Fishing wharf conditions worrisome
Three wharves on Cape Sable Island continuing to deteriorate
There is growing concern about the deteriorating conditions of the three commercial fishing wharves on the eastern side of Cape Sable Island; Cripple Creek wharf in Clam Point, Bulls Head wharf in Stoney Island and the South Side wharf in South Side.
“We’re only one good storm away from the destruction of one or more of these wharves,” said Wayne Smith, veteran fisherman and former municipal councillor, during a presentation to the Barrington and Area Chamber of Commerce on May 7.
Smith, of Clam Point, along with Dick Crowell, manager of the Harbour Authority of Cape Sable Island (HACSI), have been approaching community partners for letters of support to back proposals that have been submitted to DFO’s Small Craft Harbours branch for port improvements and re-development at the Cripple Creek wharf in particular.
“Many of our wharves and harbours, the needed backbone of the most important industry in Nova Scotia, have reached the end of, or surpassed their life expectancy,” wrote Barrington Municipal Warden Eddie Nickerson in a letter to federal Fisheries Minister Dominic LeBlanc.
Nickerson said specifically the municipality supports the re-development of the Cripple Creek wharf.
“With each storm there is further damage to this aging infrastructure and the fishers who use Cripple Creek risk their livelihood due to wharves not being strong enough or large enough to accommodate their needs,” said Nickerson, formally requesting the fisheries minister to visit the area and to support infrastructure improvements not only for Cripple Creek wharf, but other ports in need of repair along the shores. Grass grows in the rotted creosote timbers on a portion of the Cripple Creek Wharf in Clam Point used as berthage for at least one vessel. Concerns about the condition of this wharf, as well as numerous others in the area are growing.
“We’re only one good storm away from the destruction of one or more of these wharves.”
- Fisherman Wayne Smith
The wharves on the eastern side of Cape Sable Island are in the worst shape because they suffer from the worst weather effects, said Crowell in an interview.
“The environmental pressures from the sea are really accelerating the deterioration of those wharves,” said Crowell. “After a while it just has a cumulative affect not only from silting in the harbours but also from the pressure of the surges that go in those harbours. They work their way in.
“Those breakwaters are great because without them, there wouldn’t be a harbour there, but they don’t break the total energy down. They stop the full impact but the energy is still there,” he added, saying it has to be dissipated so it enters the harbour creating surges that rock the berthed vessels back and forth, putting lateral pressure on the wharves and what they’re tied to.
“I’m doing two insurance claims now for damage to boats from pieces of timber coming off the wharf in Clam Point,” said Crowell, noting the timbers were treated with creosote which hasn’t been used for a very long time in wharf construction.
Safety is another area of concern, with rising sea heights and storm surges causing the wharves to get overtopped with water.
“That’s becoming more common than it ever was,” said Crowell. “That’s a safety issue.
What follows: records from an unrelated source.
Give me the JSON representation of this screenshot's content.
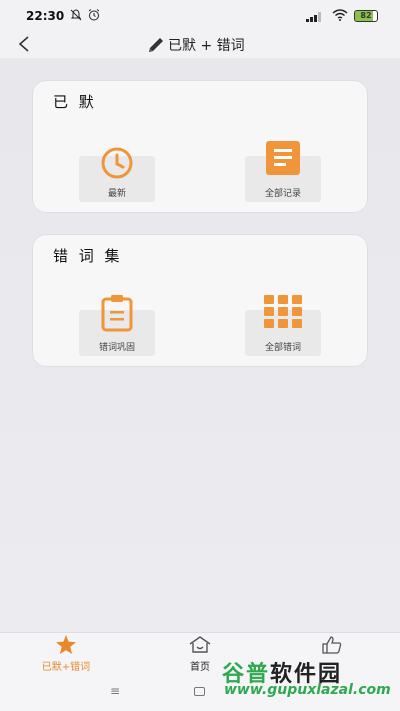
{
  "status_bar": {
    "time": "22:30",
    "battery": "82",
    "icons": [
      "notification-off-icon",
      "alarm-icon",
      "signal-icon",
      "wifi-icon",
      "battery-icon"
    ]
  },
  "header": {
    "title": "已默 + 错词",
    "back_icon": "chevron-left-icon",
    "title_icon": "pencil-icon"
  },
  "sections": [
    {
      "title": "已 默",
      "tiles": [
        {
          "label": "最新",
          "icon": "clock-icon"
        },
        {
          "label": "全部记录",
          "icon": "document-icon"
        }
      ]
    },
    {
      "title": "错 词 集",
      "tiles": [
        {
          "label": "错词巩固",
          "icon": "clipboard-icon"
        },
        {
          "label": "全部错词",
          "icon": "grid-icon"
        }
      ]
    }
  ],
  "bottom_nav": {
    "items": [
      {
        "label": "已默+错词",
        "icon": "star-icon",
        "active": true
      },
      {
        "label": "首页",
        "icon": "house-icon",
        "active": false
      },
      {
        "label": "",
        "icon": "thumbs-up-icon",
        "active": false
      }
    ]
  },
  "watermark": {
    "text_green": "谷普",
    "text_dark": "软件园",
    "url": "www.gupuxlazal.com"
  },
  "colors": {
    "accent": "#f0953a",
    "active_tab": "#e8892d",
    "watermark_green": "#2fa84f"
  }
}
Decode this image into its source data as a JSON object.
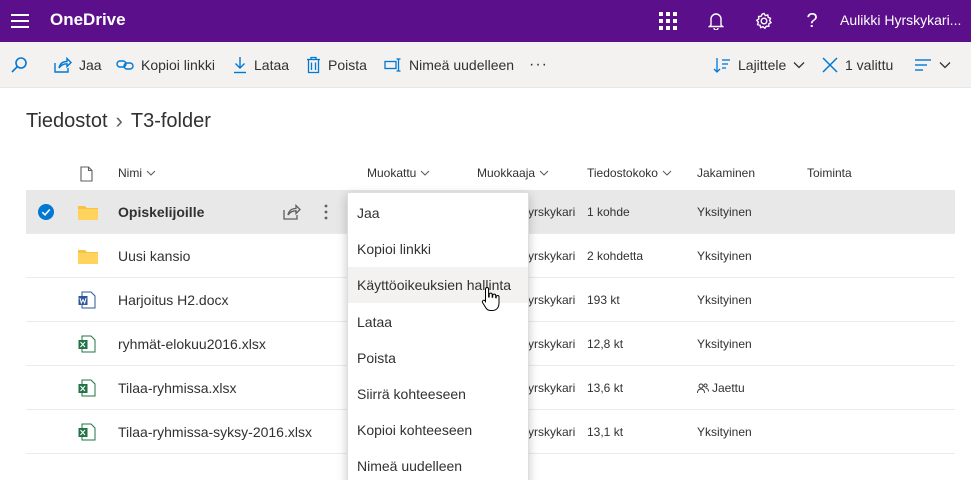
{
  "app": {
    "title": "OneDrive",
    "user": "Aulikki Hyrskykari..."
  },
  "toolbar": {
    "share": "Jaa",
    "copy_link": "Kopioi linkki",
    "download": "Lataa",
    "delete": "Poista",
    "rename": "Nimeä uudelleen",
    "more": "···",
    "sort": "Lajittele",
    "selected": "1 valittu"
  },
  "breadcrumb": {
    "root": "Tiedostot",
    "separator": "›",
    "current": "T3-folder"
  },
  "columns": {
    "name": "Nimi",
    "modified": "Muokattu",
    "modified_by": "Muokkaaja",
    "size": "Tiedostokoko",
    "sharing": "Jakaminen",
    "activity": "Toiminta"
  },
  "rows": [
    {
      "name": "Opiskelijoille",
      "type": "folder",
      "modified_by": "yrskykari",
      "size": "1 kohde",
      "sharing": "Yksityinen",
      "selected": true
    },
    {
      "name": "Uusi kansio",
      "type": "folder",
      "modified_by": "yrskykari",
      "size": "2 kohdetta",
      "sharing": "Yksityinen",
      "selected": false
    },
    {
      "name": "Harjoitus H2.docx",
      "type": "word",
      "modified_by": "yrskykari",
      "size": "193 kt",
      "sharing": "Yksityinen",
      "selected": false
    },
    {
      "name": "ryhmät-elokuu2016.xlsx",
      "type": "excel",
      "modified_by": "yrskykari",
      "size": "12,8 kt",
      "sharing": "Yksityinen",
      "selected": false
    },
    {
      "name": "Tilaa-ryhmissa.xlsx",
      "type": "excel",
      "modified_by": "yrskykari",
      "size": "13,6 kt",
      "sharing": "Jaettu",
      "selected": false
    },
    {
      "name": "Tilaa-ryhmissa-syksy-2016.xlsx",
      "type": "excel",
      "modified_by": "yrskykari",
      "size": "13,1 kt",
      "sharing": "Yksityinen",
      "selected": false
    }
  ],
  "context_menu": {
    "items": [
      "Jaa",
      "Kopioi linkki",
      "Käyttöoikeuksien hallinta",
      "Lataa",
      "Poista",
      "Siirrä kohteeseen",
      "Kopioi kohteeseen",
      "Nimeä uudelleen"
    ],
    "hovered": "Käyttöoikeuksien hallinta"
  },
  "icons": {
    "waffle": "hamburger-menu-icon",
    "apps": "app-launcher-icon",
    "notifications": "bell-icon",
    "settings": "gear-icon",
    "help": "question-mark-icon",
    "folder_color": "#f6c344",
    "word_color": "#2b579a",
    "excel_color": "#217346",
    "check_color": "#0078d4"
  },
  "colors": {
    "suite_bar": "#5c0f8b",
    "accent": "#0078d4"
  }
}
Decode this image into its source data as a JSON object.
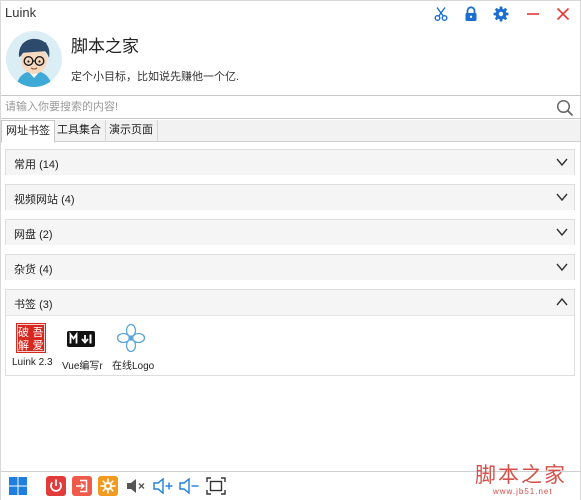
{
  "window": {
    "title": "Luink"
  },
  "toolbar": {
    "icons": [
      "scissors-icon",
      "lock-icon",
      "gear-icon",
      "minimize-icon",
      "close-icon"
    ],
    "accent": "#1a6fd1",
    "close_color": "#e53935"
  },
  "profile": {
    "name": "脚本之家",
    "motto": "定个小目标，比如说先赚他一个亿."
  },
  "search": {
    "placeholder": "请输入你要搜索的内容!",
    "value": ""
  },
  "tabs": [
    {
      "label": "网址书签",
      "active": true
    },
    {
      "label": "工具集合",
      "active": false
    },
    {
      "label": "演示页面",
      "active": false
    }
  ],
  "groups": [
    {
      "label": "常用",
      "count": "(14)",
      "expanded": false
    },
    {
      "label": "视频网站",
      "count": "(4)",
      "expanded": false
    },
    {
      "label": "网盘",
      "count": "(2)",
      "expanded": false
    },
    {
      "label": "杂货",
      "count": "(4)",
      "expanded": false
    },
    {
      "label": "书签",
      "count": "(3)",
      "expanded": true,
      "items": [
        {
          "label": "Luink 2.3",
          "icon": "seal-logo-icon",
          "icon_text": [
            "破",
            "吾",
            "解",
            "爱"
          ]
        },
        {
          "label": "Vue编写r",
          "icon": "markdown-icon"
        },
        {
          "label": "在线Logo",
          "icon": "flower-logo-icon"
        }
      ]
    }
  ],
  "bottombar": {
    "icons": [
      "windows-start-icon",
      "power-icon",
      "logout-icon",
      "settings-sun-icon",
      "mute-icon",
      "volume-up-icon",
      "volume-down-icon",
      "screenshot-icon"
    ],
    "accent_blue": "#1f7fe0",
    "accent_red": "#e23b3b",
    "accent_orange": "#f39a1e"
  },
  "watermark": {
    "main": "脚本之家",
    "sub": "www.jb51.net"
  }
}
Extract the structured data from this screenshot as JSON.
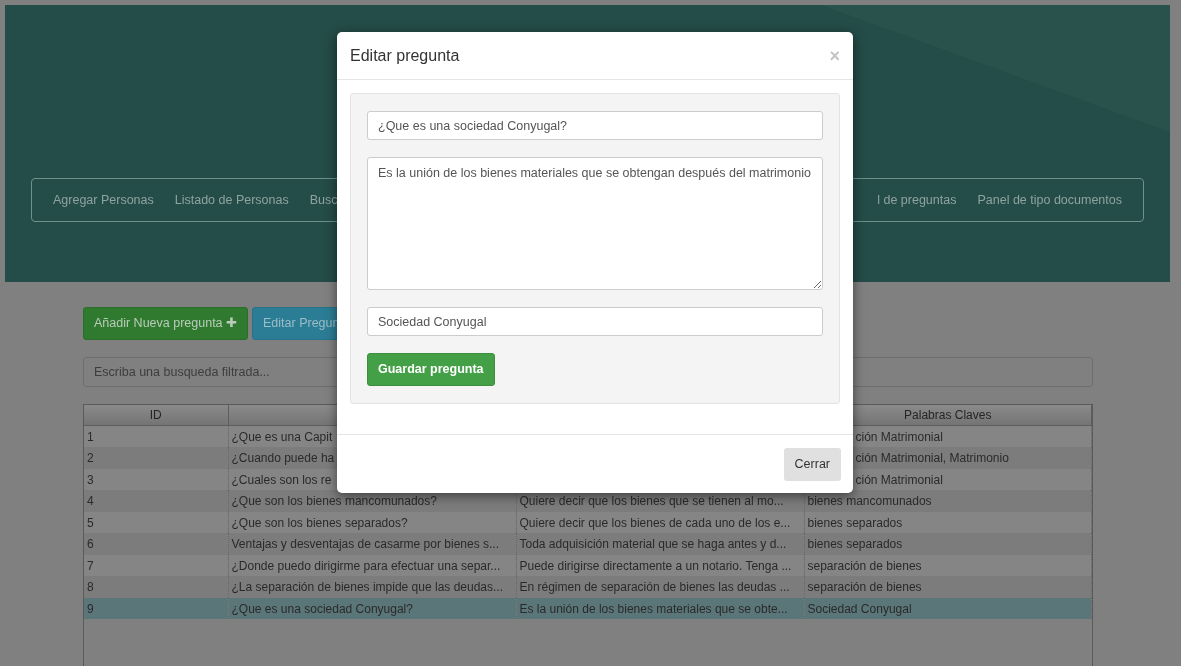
{
  "nav": {
    "left_items": [
      "Agregar Personas",
      "Listado de Personas",
      "Busc"
    ],
    "right_items": [
      "l de preguntas",
      "Panel de tipo documentos"
    ]
  },
  "toolbar": {
    "add_button": "Añadir Nueva pregunta",
    "add_icon": "✚",
    "edit_button": "Editar Pregun"
  },
  "search": {
    "placeholder": "Escriba una busqueda filtrada..."
  },
  "table": {
    "columns": [
      "ID",
      "",
      "",
      "Palabras Claves"
    ],
    "rows": [
      {
        "cells": [
          "1",
          "¿Que es una Capit",
          "",
          "ción Matrimonial"
        ],
        "covered": true,
        "selected": false
      },
      {
        "cells": [
          "2",
          "¿Cuando puede ha",
          "",
          "ción Matrimonial, Matrimonio"
        ],
        "covered": true,
        "selected": false
      },
      {
        "cells": [
          "3",
          "¿Cuales son los re",
          "",
          "ción Matrimonial"
        ],
        "covered": true,
        "selected": false
      },
      {
        "cells": [
          "4",
          "¿Que son los bienes mancomunados?",
          "Quiere decir que los bienes que se tienen al mo...",
          "bienes mancomunados"
        ],
        "covered": false,
        "selected": false
      },
      {
        "cells": [
          "5",
          "¿Que son los bienes separados?",
          "Quiere decir que los bienes de cada uno de los e...",
          "bienes separados"
        ],
        "covered": false,
        "selected": false
      },
      {
        "cells": [
          "6",
          "Ventajas y desventajas de casarme por bienes s...",
          "Toda adquisición material que se haga antes y d...",
          "bienes separados"
        ],
        "covered": false,
        "selected": false
      },
      {
        "cells": [
          "7",
          "¿Donde puedo dirigirme para efectuar una separ...",
          "Puede dirigirse directamente a un notario. Tenga ...",
          "separación de bienes"
        ],
        "covered": false,
        "selected": false
      },
      {
        "cells": [
          "8",
          "¿La separación de bienes impide que las deudas...",
          "En régimen de separación de bienes las deudas ...",
          "separación de bienes"
        ],
        "covered": false,
        "selected": false
      },
      {
        "cells": [
          "9",
          "¿Que es una sociedad Conyugal?",
          "Es la unión de los bienes materiales que se obte...",
          "Sociedad Conyugal"
        ],
        "covered": false,
        "selected": true
      }
    ]
  },
  "modal": {
    "title": "Editar pregunta",
    "close": "×",
    "question": "¿Que es una sociedad Conyugal?",
    "answer": "Es la unión de los bienes materiales que se obtengan después del matrimonio",
    "keywords": "Sociedad Conyugal",
    "save_button": "Guardar pregunta",
    "close_button": "Cerrar"
  }
}
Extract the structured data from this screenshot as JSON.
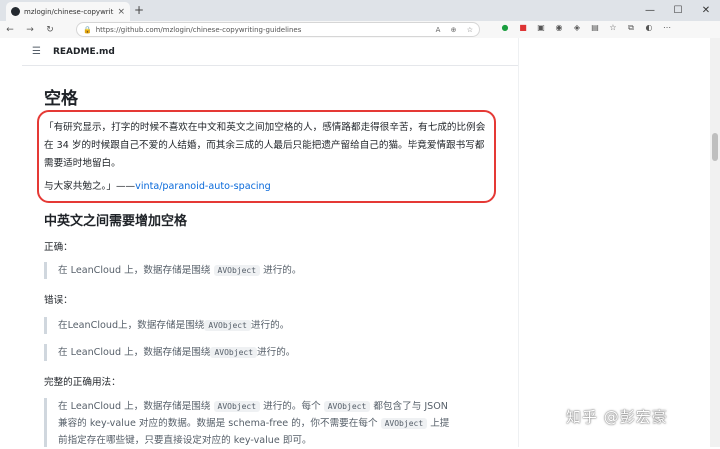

Fishermen have a lot of investment sitting there and they go tend their boats and tend their lines and are forced to go out on that wharf in those kinds of conditions. It’s very dangerous.”
The deterioration of the wharf infrastructure “is pretty much common” in the area, said Crowell because Small Craft Harbours has been chronically underfunded for many years.
About 165 boats use the six wharves under the HACSI. Add to that the West Head wharf fleet and there are approximately 300 active fishing boats using the wharves on Cape Sable Island. If one of those wharves were extensively damaged and rendered unusable it would be “economically devastating” said Crowell. “There would be nowhere to put boats.”
Argyle-Barrington MLA Chris d’Entremont has also written the federal Fisheries Minister, asking him for support in finding solu- Dick Crowell, manager of the Harbour Authority of Cape Sable Island (HACSI), talks about the deteriorating conditions of the wharves in the area. Of particular concern to the HACSI is the Cripple Creek Wharf in Clam Point. tions to port infrastructure challenges.
“There are 26 ports in the constituency of Argyle-Barrington and I would guess that all of them require some kind of work, ranging in value from a few thousand dollars to millions of dollars,” wrote d’Entremont. “Recent storms have caused damage and has made fishers question the long-term sustainability and safety of these ports, due to the severity of the storms and rising sea levels,” he said, naming Cripple Creek, East Pubnico, Dennis Point Abbott’s Harbour and Camp Cove as wharves in the Argyle-Barrington riding requiring “large investments.”